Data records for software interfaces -
---*---

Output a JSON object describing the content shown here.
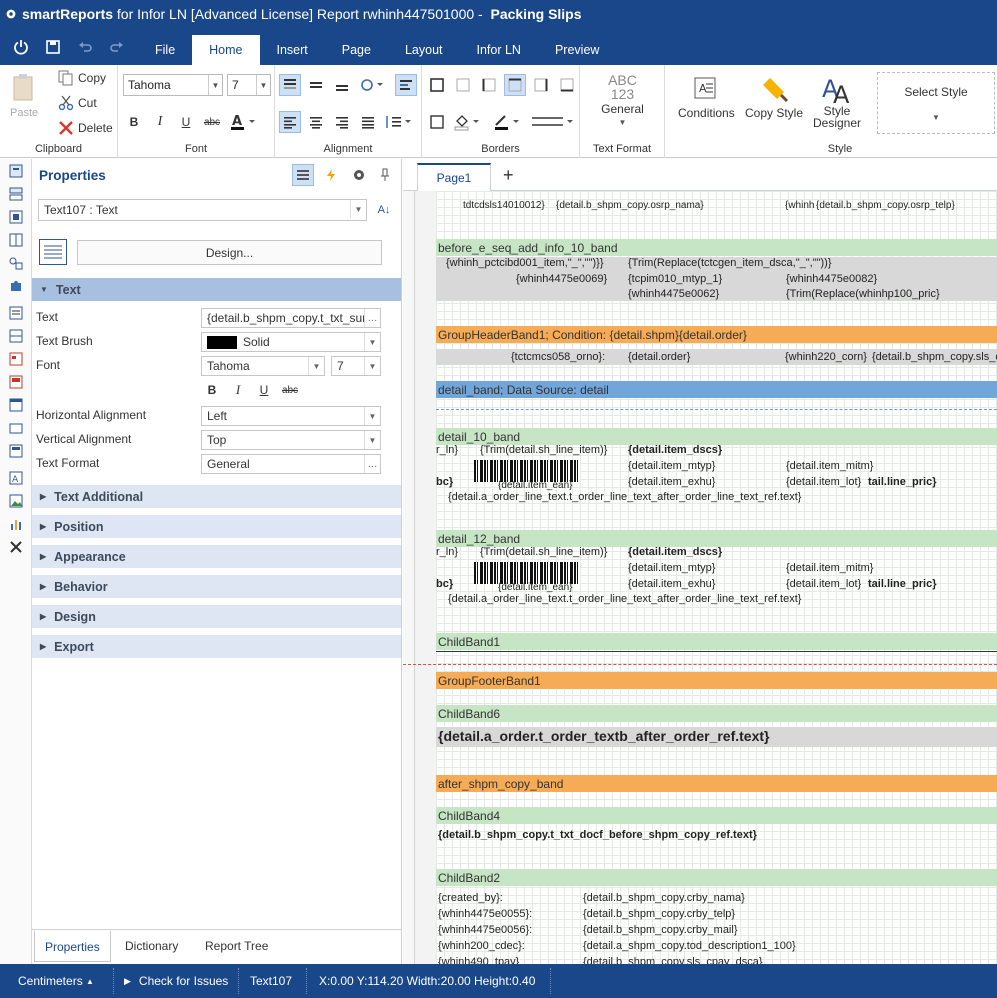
{
  "window": {
    "app": "smartReports",
    "title_rest": "for Infor LN [Advanced License]  Report rwhinh447501000  -",
    "doc": "Packing Slips"
  },
  "menu": {
    "tabs": [
      "File",
      "Home",
      "Insert",
      "Page",
      "Layout",
      "Infor LN",
      "Preview"
    ],
    "active": "Home"
  },
  "ribbon": {
    "clipboard": {
      "paste": "Paste",
      "copy": "Copy",
      "cut": "Cut",
      "delete": "Delete",
      "label": "Clipboard"
    },
    "font": {
      "family": "Tahoma",
      "size": "7",
      "label": "Font"
    },
    "alignment": {
      "label": "Alignment"
    },
    "borders": {
      "label": "Borders"
    },
    "text_format": {
      "abc": "ABC",
      "num": "123",
      "value": "General",
      "label": "Text Format"
    },
    "style": {
      "conditions": "Conditions",
      "copy_style": "Copy Style",
      "designer1": "Style",
      "designer2": "Designer",
      "select": "Select Style",
      "label": "Style"
    }
  },
  "properties": {
    "title": "Properties",
    "component": "Text107 : Text",
    "design_button": "Design...",
    "text_section": "Text",
    "rows": {
      "text_label": "Text",
      "text_value": "{detail.b_shpm_copy.t_txt_sur",
      "brush_label": "Text Brush",
      "brush_value": "Solid",
      "font_label": "Font",
      "font_family": "Tahoma",
      "font_size": "7",
      "halign_label": "Horizontal Alignment",
      "halign_value": "Left",
      "valign_label": "Vertical Alignment",
      "valign_value": "Top",
      "format_label": "Text Format",
      "format_value": "General"
    },
    "sections": [
      "Text Additional",
      "Position",
      "Appearance",
      "Behavior",
      "Design",
      "Export"
    ],
    "bottom_tabs": [
      "Properties",
      "Dictionary",
      "Report Tree"
    ]
  },
  "status": {
    "units": "Centimeters",
    "check": "Check for Issues",
    "component": "Text107",
    "geometry": "X:0.00 Y:114.20 Width:20.00 Height:0.40"
  },
  "designer": {
    "page_tab": "Page1",
    "bands": {
      "before": "before_e_seq_add_info_10_band",
      "group_header": "GroupHeaderBand1; Condition: {detail.shpm}{detail.order}",
      "detail": "detail_band; Data Source: detail",
      "detail10": "detail_10_band",
      "detail12": "detail_12_band",
      "child1": "ChildBand1",
      "group_footer": "GroupFooterBand1",
      "child6": "ChildBand6",
      "after": "after_shpm_copy_band",
      "child4": "ChildBand4",
      "child2": "ChildBand2"
    },
    "fields": {
      "top1": "tdtcdsls14010012}",
      "top2": "{detail.b_shpm_copy.osrp_nama}",
      "top3": "{whinh",
      "top4": "{detail.b_shpm_copy.osrp_telp}",
      "b1": "{whinh_pctcibd001_item,\"_\",\"\")}}",
      "b2": "{whinh4475e0069}",
      "b3": "{Trim(Replace(tctcgen_item_dsca,\"_\",\"\"))}",
      "b4": "{tcpim010_mtyp_1}",
      "b5": "{whinh4475e0062}",
      "b6": "{whinh4475e0082}",
      "b7": "{Trim(Replace(whinhp100_pric}",
      "g1": "{tctcmcs058_orno}:",
      "g2": "{detail.order}",
      "g3": "{whinh220_corn}",
      "g4": "{detail.b_shpm_copy.sls_co",
      "d1": "r_ln}",
      "d2": "{Trim(detail.sh_line_item)}",
      "d3": "{detail.item_dscs}",
      "d4": "{detail.item_mtyp}",
      "d5": "{detail.item_mitm}",
      "d6": "{detail.item_exhu}",
      "d7": "{detail.item_lot}",
      "d8": "tail.line_pric}",
      "d9": "{detail.item_ean}",
      "d10": "bc}",
      "d11": "{detail.a_order_line_text.t_order_line_text_after_order_line_text_ref.text}",
      "order_text": "{detail.a_order.t_order_textb_after_order_ref.text}",
      "docf": "{detail.b_shpm_copy.t_txt_docf_before_shpm_copy_ref.text}",
      "c1": "{created_by}:",
      "c2": "{whinh4475e0055}:",
      "c3": "{whinh4475e0056}:",
      "c4": "{whinh200_cdec}:",
      "c5": "{whinh490_tpay}",
      "c6": "{detail.b_shpm_copy.crby_nama}",
      "c7": "{detail.b_shpm_copy.crby_telp}",
      "c8": "{detail.b_shpm_copy.crby_mail}",
      "c9": "{detail.a_shpm_copy.tod_description1_100}",
      "c10": "{detail.b_shpm_copy.sls_cpay_dsca}"
    }
  }
}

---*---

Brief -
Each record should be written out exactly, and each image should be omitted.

Answer -
Output a JSON object describing the content shown here.
{
  "window": {
    "app": "smartReports",
    "title_rest": "for Infor LN [Advanced License]  Report rwhinh447501000  -",
    "doc": "Packing Slips"
  },
  "menu": {
    "tabs": [
      "File",
      "Home",
      "Insert",
      "Page",
      "Layout",
      "Infor LN",
      "Preview"
    ],
    "active": "Home"
  },
  "ribbon": {
    "clipboard": {
      "paste": "Paste",
      "copy": "Copy",
      "cut": "Cut",
      "delete": "Delete",
      "label": "Clipboard"
    },
    "font": {
      "family": "Tahoma",
      "size": "7",
      "label": "Font"
    },
    "alignment": {
      "label": "Alignment"
    },
    "borders": {
      "label": "Borders"
    },
    "text_format": {
      "abc": "ABC",
      "num": "123",
      "value": "General",
      "label": "Text Format"
    },
    "style": {
      "conditions": "Conditions",
      "copy_style": "Copy Style",
      "designer1": "Style",
      "designer2": "Designer",
      "select": "Select Style",
      "label": "Style"
    }
  },
  "properties": {
    "title": "Properties",
    "component": "Text107 : Text",
    "design_button": "Design...",
    "text_section": "Text",
    "rows": {
      "text_label": "Text",
      "text_value": "{detail.b_shpm_copy.t_txt_sur",
      "brush_label": "Text Brush",
      "brush_value": "Solid",
      "font_label": "Font",
      "font_family": "Tahoma",
      "font_size": "7",
      "halign_label": "Horizontal Alignment",
      "halign_value": "Left",
      "valign_label": "Vertical Alignment",
      "valign_value": "Top",
      "format_label": "Text Format",
      "format_value": "General"
    },
    "sections": [
      "Text Additional",
      "Position",
      "Appearance",
      "Behavior",
      "Design",
      "Export"
    ],
    "bottom_tabs": [
      "Properties",
      "Dictionary",
      "Report Tree"
    ]
  },
  "status": {
    "units": "Centimeters",
    "check": "Check for Issues",
    "component": "Text107",
    "geometry": "X:0.00 Y:114.20 Width:20.00 Height:0.40"
  },
  "designer": {
    "page_tab": "Page1",
    "bands": {
      "before": "before_e_seq_add_info_10_band",
      "group_header": "GroupHeaderBand1; Condition: {detail.shpm}{detail.order}",
      "detail": "detail_band; Data Source: detail",
      "detail10": "detail_10_band",
      "detail12": "detail_12_band",
      "child1": "ChildBand1",
      "group_footer": "GroupFooterBand1",
      "child6": "ChildBand6",
      "after": "after_shpm_copy_band",
      "child4": "ChildBand4",
      "child2": "ChildBand2"
    },
    "fields": {
      "top1": "tdtcdsls14010012}",
      "top2": "{detail.b_shpm_copy.osrp_nama}",
      "top3": "{whinh",
      "top4": "{detail.b_shpm_copy.osrp_telp}",
      "b1": "{whinh_pctcibd001_item,\"_\",\"\")}}",
      "b2": "{whinh4475e0069}",
      "b3": "{Trim(Replace(tctcgen_item_dsca,\"_\",\"\"))}",
      "b4": "{tcpim010_mtyp_1}",
      "b5": "{whinh4475e0062}",
      "b6": "{whinh4475e0082}",
      "b7": "{Trim(Replace(whinhp100_pric}",
      "g1": "{tctcmcs058_orno}:",
      "g2": "{detail.order}",
      "g3": "{whinh220_corn}",
      "g4": "{detail.b_shpm_copy.sls_co",
      "d1": "r_ln}",
      "d2": "{Trim(detail.sh_line_item)}",
      "d3": "{detail.item_dscs}",
      "d4": "{detail.item_mtyp}",
      "d5": "{detail.item_mitm}",
      "d6": "{detail.item_exhu}",
      "d7": "{detail.item_lot}",
      "d8": "tail.line_pric}",
      "d9": "{detail.item_ean}",
      "d10": "bc}",
      "d11": "{detail.a_order_line_text.t_order_line_text_after_order_line_text_ref.text}",
      "order_text": "{detail.a_order.t_order_textb_after_order_ref.text}",
      "docf": "{detail.b_shpm_copy.t_txt_docf_before_shpm_copy_ref.text}",
      "c1": "{created_by}:",
      "c2": "{whinh4475e0055}:",
      "c3": "{whinh4475e0056}:",
      "c4": "{whinh200_cdec}:",
      "c5": "{whinh490_tpay}",
      "c6": "{detail.b_shpm_copy.crby_nama}",
      "c7": "{detail.b_shpm_copy.crby_telp}",
      "c8": "{detail.b_shpm_copy.crby_mail}",
      "c9": "{detail.a_shpm_copy.tod_description1_100}",
      "c10": "{detail.b_shpm_copy.sls_cpay_dsca}"
    }
  }
}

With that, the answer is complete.